Legislative Update – January 25

Education was at the forefront of the governor’s State of the State speech as he laid the groundwork for his reelection bid. He claimed responsibility for increasing public school funding, especially in rural areas, and positioned himself as a champion in a number of other educational areas.

“Rhetoric around public schools is commonplace in campaigns, but we educators know the facts,” said teacher Ron Martin, WEAC President. “The state is spending about 11 percent less on K-12 public education than it did in 2008. Voucher schools receive more state funding per student than public schools. It’s time for policymakers to involve educators in solutions for long-term support of public schools instead of using our students as election-year gimmicks.”

More coverage of the education-related items in the State of the State speech

Legislative Schedule: Senate Leadership has told its members they will be in session on Tuesday, February 20.  That is the only day the Senate plans to have a floor session, at this time.  The State of the Tribes is scheduled for Tuesday, February 13 at 1 pm.

Legislative Developments: Elections Commissioners yesterday have voted 4-2 to keep Michael Haas on through April 30 to cover the upcoming spring election and give the board time to find a permanent replacement. The two clerks appointed to the commission — one nominated by each party — joined the two Dem appointees in supporting the move, while the GOP members were opposed.

But Fitzgerald, R-Juneau, told reporters yesterday after the State of the State address he wasn’t sure why the committee didn’t deadlock on that vote.

Bills moving in the Legislature:

Reducing minimum hours of instruction. The Assembly passed AB 221 / SB 105, which would allow 40 Wisconsin school districts to reduce the minimum hours of instruction for students. Backers frame this as “allowing teachers to teach less if they perform well” on the state report cards. The Senate version has had a public hearing, but no vote is scheduled yet.

Supplemental aid for school districts with a large area. AB 477 / SB-685 provides supplemental aid for school districts with a large area. The bill is in committee.

County jailers and the WRS. A public hearing was held on Tuesday, January 9 for AB 676 / SB 577, which would classify county jailers as protective occupation participants under the Wisconsin Retirement System and under the Municipal Employment Relations Act. While the bill would likely not have a cost impact on the Wisconsin Employment Relations Commission, there is insufficient knowledge as to whether this bill would increase or decrease county costs. Fiscal estimate

Senate Action:

Nutrition Education. SB159 /AB-215, which would require a school board to modify its instruction about nutrition to include knowledge of the nutritive value of foods and the role of a nutritious diet in promoting health. Current law requires school boards to provide instruction about the vitamin content of food and food and health values of dairy products. The bill also requires a nutrition education component be incorporated into the health education credit requirement to receive a high school diploma.

Annual School Reports. SB-494 /AB569 was passed by the Senate. It requires the Department of Public Instruction to publish its annual school and school district accountability report by November 30, rather than in September. This bill also changes the date by which DPI must determine whether a school is placed in the school takeover program to November 30 instead of October 15.

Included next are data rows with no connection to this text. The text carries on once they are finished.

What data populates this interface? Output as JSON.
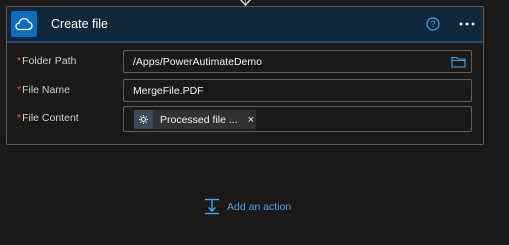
{
  "card": {
    "title": "Create file",
    "icon": "onedrive-cloud-icon",
    "header_color": "#10273c",
    "icon_bg": "#0f6cbd"
  },
  "fields": {
    "folder_path": {
      "required_mark": "*",
      "label": "Folder Path",
      "value": "/Apps/PowerAutimateDemo"
    },
    "file_name": {
      "required_mark": "*",
      "label": "File Name",
      "value": "MergeFile.PDF"
    },
    "file_content": {
      "required_mark": "*",
      "label": "File Content",
      "token_label": "Processed file ...",
      "token_remove": "×"
    }
  },
  "footer": {
    "add_action_label": "Add an action"
  },
  "colors": {
    "accent": "#4aa3f0",
    "required": "#e85a5a"
  }
}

Teach grants for libraries. The Assembly passed AB572 / SB491, which authorizes the Division for Libraries and Technology in the Department of Public Instruction to collect and maintain public library-related data, including purchasing licenses for data collection software; training staff on the effective use of data; creating tools for libraries to use internally in analyzing, and to report to the public about, library use; and developing and implementing technology systems that allow for interoperable data exchange and automation of work processes. This bill also makes certain public libraries located in rural areas eligible to receive TEACH grants (Technology for Educational Achievement program). Currently TEACH block grants are awarded to school districts to improve information technology infrastructure and educational technology teacher training grants to school districts to train teachers in the use of educational technology. Under the bill, DOA may award grants to eligible libraries to improve information technology infrastructure in rural libraries and train librarians in rural libraries in the use of educational technology.

Worker’s Compensation CouncilAB 308 was passed. The bill would change the composition of the Worker’s Compensation Council to limit the number of members from organized labor.

College Credit Transfers. The Assembly Colleges & Universities Committee passed SB-407, concerning transfer policies for college credit earned by high school pupils.

UW Merit Scholarships related to environmental programs at Stevens Point campus. SB 700, passed by the Senate, would change the formula for distributing merit scholarships to students at UW-Stevens Point for environmental programs. Instead of using current criteria, the Board of Regents would be required to provide $300,000 annually for merit scholarships in this area.

Committee Notices:

Firearm Possession at School. A public hearing will be held Tuesday on SB-402, regarding suspending and expelling a pupil for possession of a firearm at school.